Next Article in Journal
Sap Flow in Aleppo Pine in Greece in Relation to Sapwood Radial Gradient, Temporal and Climatic Variability
Next Article in Special Issue
Possibilities for Harmonisation between Recreation Services and Their Production within the Forest Sector—A Case Study of Municipal Forest Enterprise Hradec Králové (CZ)
Previous Article in Journal
Parameter Optimization of the 3PG Model Based on Sensitivity Analysis and a Bayesian Method
Previous Article in Special Issue
Forest and Wellbeing: Bridging Medical and Forest Research for Effective Forest-Based Initiatives
 
 
Article

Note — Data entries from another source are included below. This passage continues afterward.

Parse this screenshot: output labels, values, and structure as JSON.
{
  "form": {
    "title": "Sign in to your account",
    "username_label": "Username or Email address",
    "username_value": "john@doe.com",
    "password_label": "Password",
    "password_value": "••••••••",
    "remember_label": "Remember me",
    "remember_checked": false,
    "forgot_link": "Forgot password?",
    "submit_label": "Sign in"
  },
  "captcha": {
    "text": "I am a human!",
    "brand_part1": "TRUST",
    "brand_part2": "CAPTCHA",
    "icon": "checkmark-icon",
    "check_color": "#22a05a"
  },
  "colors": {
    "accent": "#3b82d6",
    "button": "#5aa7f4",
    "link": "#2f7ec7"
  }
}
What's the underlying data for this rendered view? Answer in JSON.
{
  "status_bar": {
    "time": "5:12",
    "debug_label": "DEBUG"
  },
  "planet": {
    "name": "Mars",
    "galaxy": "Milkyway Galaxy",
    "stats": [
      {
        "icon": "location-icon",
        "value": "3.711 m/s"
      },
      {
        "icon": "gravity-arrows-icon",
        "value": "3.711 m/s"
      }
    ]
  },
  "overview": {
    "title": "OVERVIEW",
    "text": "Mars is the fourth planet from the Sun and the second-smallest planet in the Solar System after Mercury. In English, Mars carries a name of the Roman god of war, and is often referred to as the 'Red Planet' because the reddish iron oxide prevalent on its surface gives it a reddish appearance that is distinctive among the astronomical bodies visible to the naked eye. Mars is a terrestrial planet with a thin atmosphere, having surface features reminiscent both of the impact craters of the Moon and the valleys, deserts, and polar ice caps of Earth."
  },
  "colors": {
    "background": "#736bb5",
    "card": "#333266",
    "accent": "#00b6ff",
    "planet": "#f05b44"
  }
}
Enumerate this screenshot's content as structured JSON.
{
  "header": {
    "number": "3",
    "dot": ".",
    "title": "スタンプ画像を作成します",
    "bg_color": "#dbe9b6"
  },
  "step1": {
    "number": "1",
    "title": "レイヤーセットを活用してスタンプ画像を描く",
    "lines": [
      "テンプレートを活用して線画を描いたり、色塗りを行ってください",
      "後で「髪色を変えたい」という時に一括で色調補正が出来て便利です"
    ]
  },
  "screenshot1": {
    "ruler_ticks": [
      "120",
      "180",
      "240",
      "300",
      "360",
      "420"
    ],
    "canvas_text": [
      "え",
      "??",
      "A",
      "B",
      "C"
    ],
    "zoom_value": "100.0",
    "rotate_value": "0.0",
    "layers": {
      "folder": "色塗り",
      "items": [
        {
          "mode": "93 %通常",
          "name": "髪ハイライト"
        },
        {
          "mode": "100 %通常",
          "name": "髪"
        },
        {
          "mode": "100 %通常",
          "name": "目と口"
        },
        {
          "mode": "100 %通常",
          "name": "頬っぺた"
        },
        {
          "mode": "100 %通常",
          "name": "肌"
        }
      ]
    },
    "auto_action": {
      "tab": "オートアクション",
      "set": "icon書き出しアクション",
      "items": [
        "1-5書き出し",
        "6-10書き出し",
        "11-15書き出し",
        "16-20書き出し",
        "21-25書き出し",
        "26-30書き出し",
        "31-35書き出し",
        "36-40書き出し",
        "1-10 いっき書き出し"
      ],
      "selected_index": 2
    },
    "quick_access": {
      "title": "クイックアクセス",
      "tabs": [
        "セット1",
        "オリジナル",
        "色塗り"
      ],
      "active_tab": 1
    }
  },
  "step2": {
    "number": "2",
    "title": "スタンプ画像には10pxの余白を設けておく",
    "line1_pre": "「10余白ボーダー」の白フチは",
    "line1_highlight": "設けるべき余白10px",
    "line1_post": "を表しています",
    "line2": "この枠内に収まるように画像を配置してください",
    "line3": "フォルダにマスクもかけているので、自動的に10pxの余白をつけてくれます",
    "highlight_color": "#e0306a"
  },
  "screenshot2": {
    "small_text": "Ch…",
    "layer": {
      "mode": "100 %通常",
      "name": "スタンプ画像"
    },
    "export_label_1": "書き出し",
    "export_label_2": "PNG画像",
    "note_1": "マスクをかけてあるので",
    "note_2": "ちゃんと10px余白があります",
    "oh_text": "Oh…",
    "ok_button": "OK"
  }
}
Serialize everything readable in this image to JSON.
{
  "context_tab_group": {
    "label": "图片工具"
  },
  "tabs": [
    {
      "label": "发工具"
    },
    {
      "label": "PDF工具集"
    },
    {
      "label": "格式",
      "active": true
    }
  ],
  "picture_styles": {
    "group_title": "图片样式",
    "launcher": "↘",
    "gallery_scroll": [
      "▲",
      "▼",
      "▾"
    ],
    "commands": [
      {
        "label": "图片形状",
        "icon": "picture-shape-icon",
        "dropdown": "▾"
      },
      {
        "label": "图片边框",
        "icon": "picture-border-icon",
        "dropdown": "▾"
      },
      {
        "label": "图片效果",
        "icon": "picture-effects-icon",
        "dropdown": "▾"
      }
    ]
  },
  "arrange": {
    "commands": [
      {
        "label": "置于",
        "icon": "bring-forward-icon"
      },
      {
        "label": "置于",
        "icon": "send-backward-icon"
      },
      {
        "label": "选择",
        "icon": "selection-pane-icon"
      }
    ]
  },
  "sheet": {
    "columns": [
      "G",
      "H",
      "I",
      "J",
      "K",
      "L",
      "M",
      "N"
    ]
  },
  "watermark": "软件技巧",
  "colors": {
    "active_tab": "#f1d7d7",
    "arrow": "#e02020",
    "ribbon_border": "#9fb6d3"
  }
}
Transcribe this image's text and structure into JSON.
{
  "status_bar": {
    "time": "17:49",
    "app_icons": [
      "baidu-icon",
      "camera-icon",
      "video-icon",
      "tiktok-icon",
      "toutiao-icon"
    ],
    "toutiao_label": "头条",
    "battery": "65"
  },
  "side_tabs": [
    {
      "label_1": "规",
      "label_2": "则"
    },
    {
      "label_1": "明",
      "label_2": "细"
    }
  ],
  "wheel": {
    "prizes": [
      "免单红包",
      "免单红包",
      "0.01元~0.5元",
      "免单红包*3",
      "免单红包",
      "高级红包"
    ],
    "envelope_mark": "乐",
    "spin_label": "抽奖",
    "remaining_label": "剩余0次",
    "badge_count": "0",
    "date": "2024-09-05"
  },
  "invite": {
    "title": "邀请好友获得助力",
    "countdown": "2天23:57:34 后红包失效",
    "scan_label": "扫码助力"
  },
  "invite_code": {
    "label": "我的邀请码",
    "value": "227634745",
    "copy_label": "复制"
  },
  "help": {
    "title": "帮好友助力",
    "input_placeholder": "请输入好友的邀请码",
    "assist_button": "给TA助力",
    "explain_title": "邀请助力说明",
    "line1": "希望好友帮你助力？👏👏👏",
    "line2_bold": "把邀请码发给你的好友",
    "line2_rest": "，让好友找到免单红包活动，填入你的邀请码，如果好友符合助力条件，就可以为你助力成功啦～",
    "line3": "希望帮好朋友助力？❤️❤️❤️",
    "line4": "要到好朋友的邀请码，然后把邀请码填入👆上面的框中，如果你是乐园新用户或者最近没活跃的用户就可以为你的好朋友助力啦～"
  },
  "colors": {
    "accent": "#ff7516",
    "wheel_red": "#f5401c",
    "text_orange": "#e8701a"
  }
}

Knowledge Production for Resilient Landscapes: Experiences from Multi-Stakeholder Dialogues on Water, Food, Forests, and Landscapes

Stockholm International Water Institute, Swedish Water House, Box 101 87, 100 55 Stockholm, Sweden
*
Author to whom correspondence should be addressed.
Forests 2021, 12(1), 1; https://doi.org/10.3390/f12010001
Received: 19 November 2020 / Revised: 11 December 2020 / Accepted: 21 December 2020 / Published: 22 December 2020
Landscape-wide approaches integrating agriculture, forestry, energy, and water are considered key to address complex environmental problems and to avoid trade-offs. The objective of this paper is to analyse how knowledge production through multi-stakeholder dialogues on water, landscapes, forests, and agriculture can inform governance and the management of landscapes. Multi-stakeholder learning dialogues and platforms (MSPs) were established related to water and natural resources management, complemented by targeted reviews, to establish a shared understanding of the drivers of change and impacts on the hydrology of landscapes and ecosystem services. The MSP dialogues illustrate the need to address water as an integral part of landscape management and governance to achieve the wide range of the Sustainable Development Goals related to water and food security, climate action, life on land, as well as sustainable production and consumption, equality, and strong institutions. The co-production of knowledge through MSPs contributes to continuous learning that informs adaptive management of water flows in landscapes, above and below ground, as well as in the atmosphere. It helps to build a shared understanding of system dynamics and integrate knowledge about hydrology and water flows into policy recommendations. Co-production of knowledge also contributes to stakeholder participation at different levels, inclusiveness, and transparency, and to water stewardship. View Full-Text
Keywords: multi-stakeholder platforms; ecosystem services; landscapes; water governance multi-stakeholder platforms; ecosystem services; landscapes; water governance
Show Figures

Figure 1

MDPI and ACS Style

Tengberg, A.; Gustafsson, M.; Samuelson, L.; Weyler, E. Knowledge Production for Resilient Landscapes: Experiences from Multi-Stakeholder Dialogues on Water, Food, Forests, and Landscapes. Forests 2021, 12, 1. https://doi.org/10.3390/f12010001

AMA Style

Tengberg A, Gustafsson M, Samuelson L, Weyler E. Knowledge Production for Resilient Landscapes: Experiences from Multi-Stakeholder Dialogues on Water, Food, Forests, and Landscapes. Forests. 2021; 12(1):1. https://doi.org/10.3390/f12010001

Chicago/Turabian Style

Tengberg, Anna, Malin Gustafsson, Lotta Samuelson, and Elin Weyler. 2021. "Knowledge Production for Resilient Landscapes: Experiences from Multi-Stakeholder Dialogues on Water, Food, Forests, and Landscapes" Forests 12, no. 1: 1. https://doi.org/10.3390/f12010001

Find Other Styles
Note that from the first issue of 2016, MDPI journals use article numbers instead of page numbers. See further details here.

Article Access Map by Country/Region

1
Back to TopTop